Tort law is governed by civil common law. Which means that there are no statutes that give lawyers a black and white description to apply to specific cases and then bam-boom-violá your done. Instead, attorney’s have to perform rigorous studies over previous court verdicts and testimonies to prove negligence or liability of another party.
Premise liability cases, cases involving a plaintiff who was injured on the defendant’s property, center around the core of the law’s ambiguity because the four elements that establish a property owner as liable are hard to establish clearly.
Do You Have A Premise Liability Case?
In a premise liability case, lawyers have to work with the frustrating part of implementing elements of the law that can be interpreted in countless ways. These malleable elements include determining what is “foreseeable” and what is “reasonable” to foresee. We can understand where two parties with opposing interests would obviously disagree. Here are the four elements that have to be proven in a premise liability case:
- A condition on the premise posed an unreasonable risk of harm.
- The defendant knew or reasonably should have known of the harm posed by the condition
- The defendant breached its duty of care by both
- failing to adequately warn the plaintiff of the condition
- failing to make the condition reasonably safe
- the defendant’s breach approximately caused the plaintiffs injury
Most property owners are never going to see that they had any reasonable way to know how a condition of their property posed any possibility of harm to anyone. Even more, they aren’t going to admit that they had any foreseeable capability of an injury happening. However, a plaintiff will always have full faith that their injuries were the result of a hazardous condition and not their own fault. So how do we decide how liable the premise owner or controller is?
First, there needs to be an identification of the reason the plaintiff visited the property. This will determine the amount of liability the defendant is responsible for. Your reason for being on someone’s property determines how liable they are if you suffer an injury. There are three different types of status the visitor can have: invitee, licensee, and trespasser. Each determine how liable the property owner is for the injuries.

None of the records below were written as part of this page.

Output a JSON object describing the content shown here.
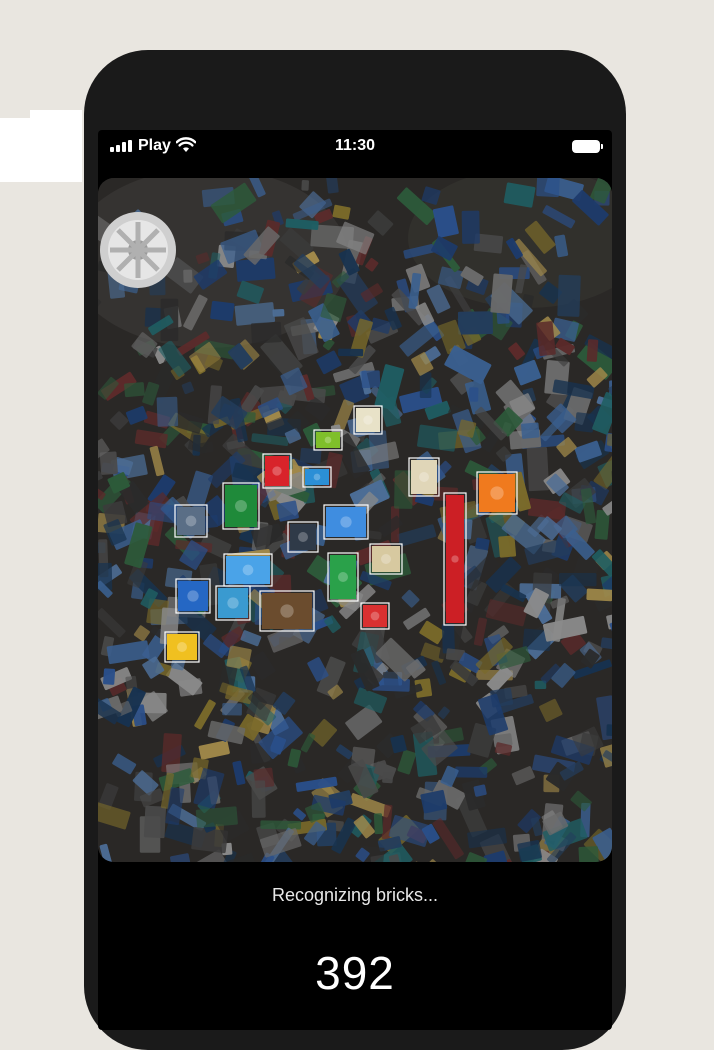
{
  "status_bar": {
    "carrier": "Play",
    "time": "11:30",
    "signal_icon": "cellular-signal-icon",
    "wifi_icon": "wifi-icon",
    "battery_icon": "battery-icon"
  },
  "scan": {
    "status_text": "Recognizing bricks...",
    "brick_count": "392"
  },
  "detections": [
    {
      "color": "#7fbf2a"
    },
    {
      "color": "#e8e2c8"
    },
    {
      "color": "#d8232a"
    },
    {
      "color": "#2b8fd6"
    },
    {
      "color": "#1f8a3a"
    },
    {
      "color": "#e0d6b8"
    },
    {
      "color": "#f07a1e"
    },
    {
      "color": "#5a6e86"
    },
    {
      "color": "#2f3a48"
    },
    {
      "color": "#3f8de0"
    },
    {
      "color": "#cc1f25"
    },
    {
      "color": "#2aa14a"
    },
    {
      "color": "#d7c9a0"
    },
    {
      "color": "#4aa3e8"
    },
    {
      "color": "#2567c4"
    },
    {
      "color": "#3a9ad0"
    },
    {
      "color": "#6b4c2e"
    },
    {
      "color": "#d93030"
    },
    {
      "color": "#f0c020"
    }
  ]
}
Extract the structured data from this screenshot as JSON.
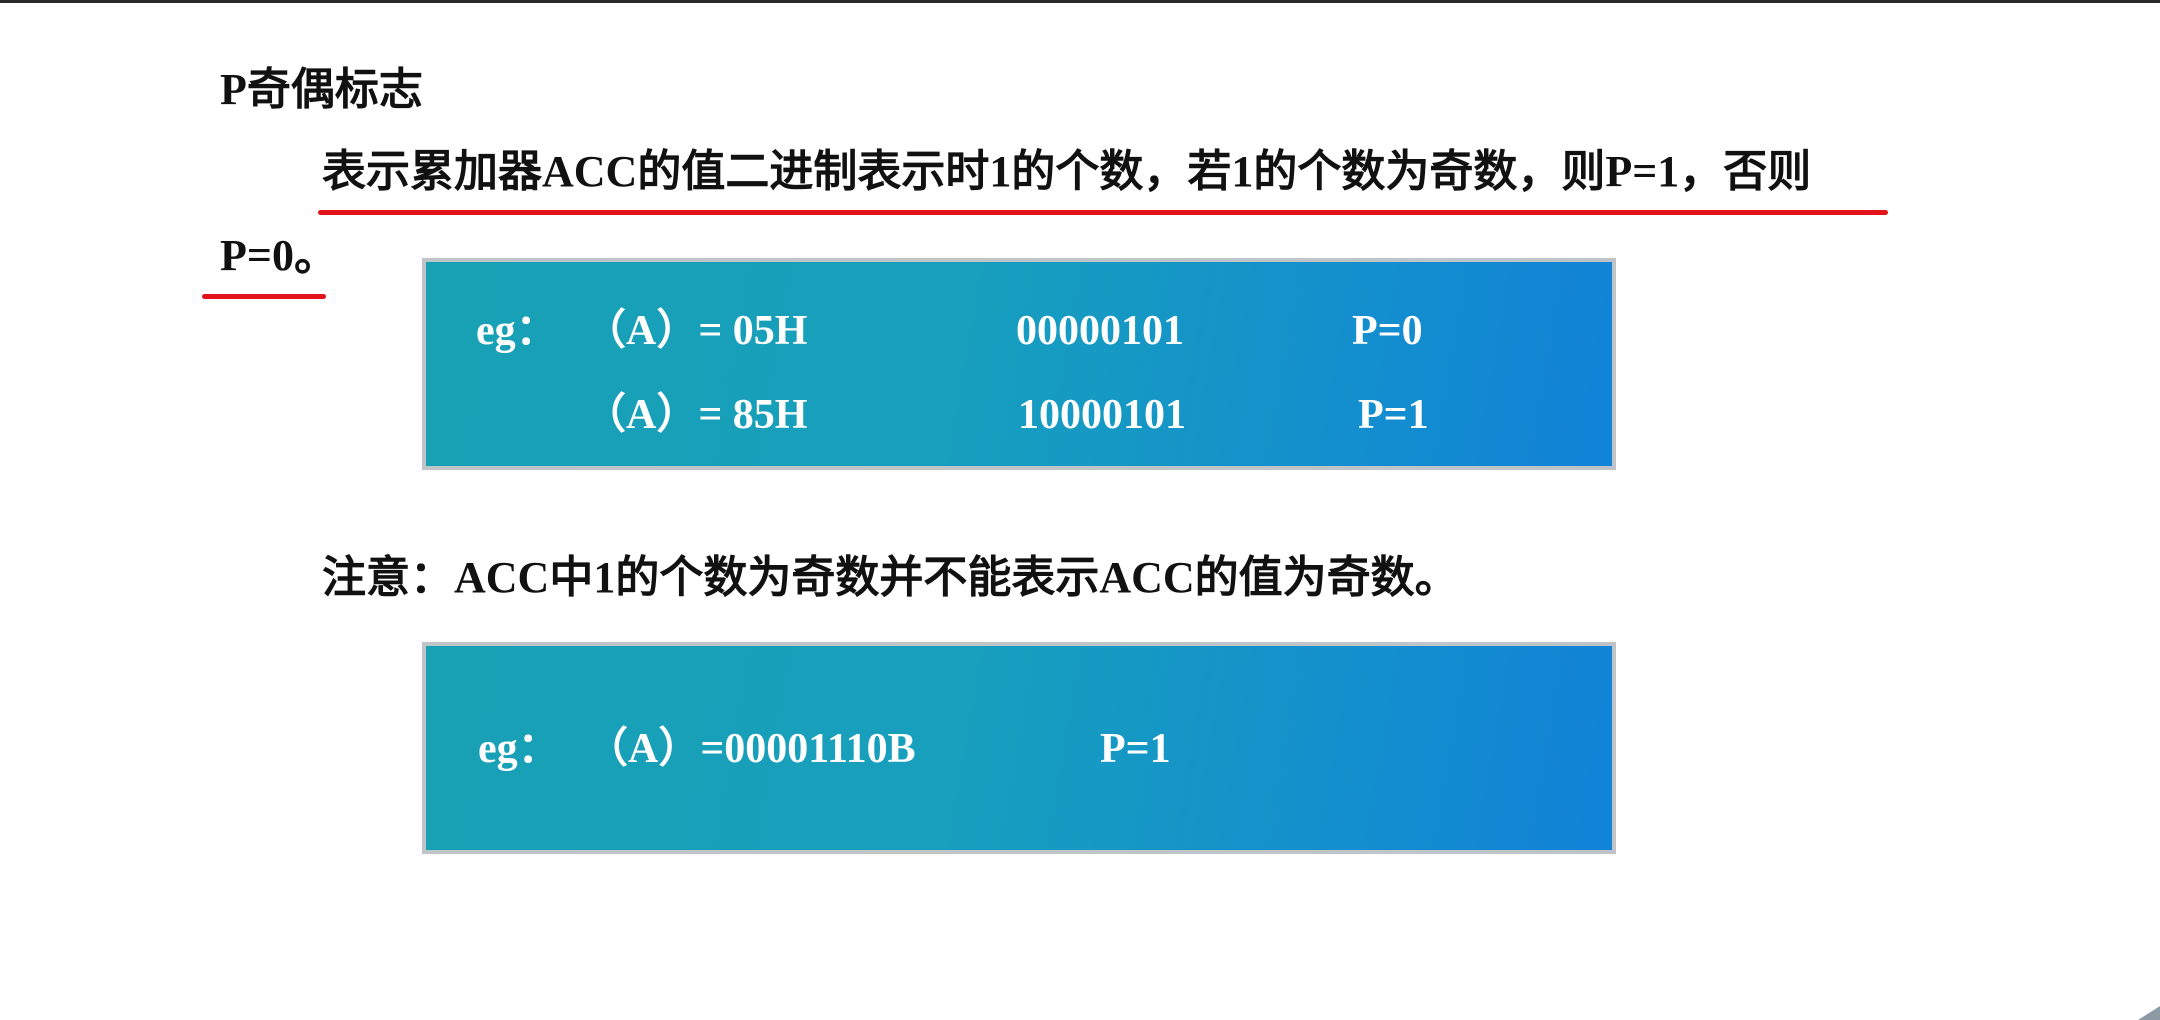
{
  "heading": "P奇偶标志",
  "definition": {
    "line1": "表示累加器ACC的值二进制表示时1的个数，若1的个数为奇数，则P=1，否则",
    "line2": "P=0。"
  },
  "example1": {
    "row1": {
      "label": "eg：",
      "expr": "（A）= 05H",
      "binary": "00000101",
      "parity": "P=0"
    },
    "row2": {
      "expr": "（A）= 85H",
      "binary": "10000101",
      "parity": "P=1"
    }
  },
  "note": "注意：ACC中1的个数为奇数并不能表示ACC的值为奇数。",
  "example2": {
    "label": "eg：",
    "expr": "（A）=00001110B",
    "parity": "P=1"
  },
  "colors": {
    "underline": "#e3131b",
    "box_gradient_start": "#18a0b4",
    "box_gradient_end": "#1183d8"
  }
}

Are You and Invitee, Licensee, or Trespasser?
- Invitee—You might automatically assume that this is a person who is “invited” to a property like a social guest. However, this represents a commercial transaction where the invitation is implied. An invitee enters a property with the property owner’s (or controllers) knowledge and for their mutual benefit. Most of the time if you are involved in a slip and fall injury at a restaurant, store, or hotel, this is an invitor/invitee relationship.A property owner owes the highest level of care to the invitee. The property owner owes the invitee a duty to protect the invitee from reasonable risks that he or she is aware of and foreseeable risks that could be identified after a reasonable inspection.
- Licensee—A licensee is the social guest. Someone who is invited to enter and/or remain on a property for reasons other than commercial or business intents. The invitation can either be expressed implicitly or implied.If you are a licensee who was injured on a a homeowner’s property for instance, then you have to prove three criteria for the defendant to be liable and owe you money for compensation:
- The property owner knew of a risk or condition that could cause the licensee harm and that the licensee would have and unlikely means of knowing about.
- The licensor failed to make the condition safe or notify the licensee of the condition.
- The licensee did not know or have a reason to know the condition existed or the risk involved with the condition.
- TrespasserThe property owner has the least amount of duty to the trespasser. A trespasser is someone who enters or remains on the property with or without the property owner’s knowing and always without the property owner’s consent. If the property owner does not know of the trespasser’s entrance onto their property, then there is no duty from the property owner to the trespasser. If the owner does know of the trespasser’s entrance, then the owner has to give warning of all unnatural hazards. For instance, signs posted about bear traps on the property in an area that might be near a hiking trail.
How Status Can Change with Deviation From Original Intention
When someone enters into a store, doesn’t buy anything, and walks out only to trip and fall outside and in front of the store. Is this person an invitee? Does the store owner owe any duty in a situation where there was no mutual benefit? This is where status of the visitor can get tricky and change the amount of liability the property owner owes to the injured party.
The status of the visitor, therefore, depends on the reason and intent of the visitor. This is where cases and case law gets ambiguous and tricky. Defendants will work hard to downgrade your status so that they can prove that their liability is minimal.
Premise Liability in Texas
Texas is notoriously conservative and known for advocating for big businesses. The Texas Supreme Court has notoriously continued to say premise owners are not at fault leaving injured victims uncompensated for injuries that they incurred on the premises of big businesses. These cases can be tough because the big businesses know that they have an advantage and don’t need to worry about these cases too much.
You need a lawyer who knows how to build a case and fight for you. Who can look into every strategy that the defendant is going to use to prove you wrong and not give you the compensation you need. You need the Loewy Law Firm and our proven results in premise liability cases. If you think you’ve been in a premise liability case, then call us and we’ll let you know every option you have available.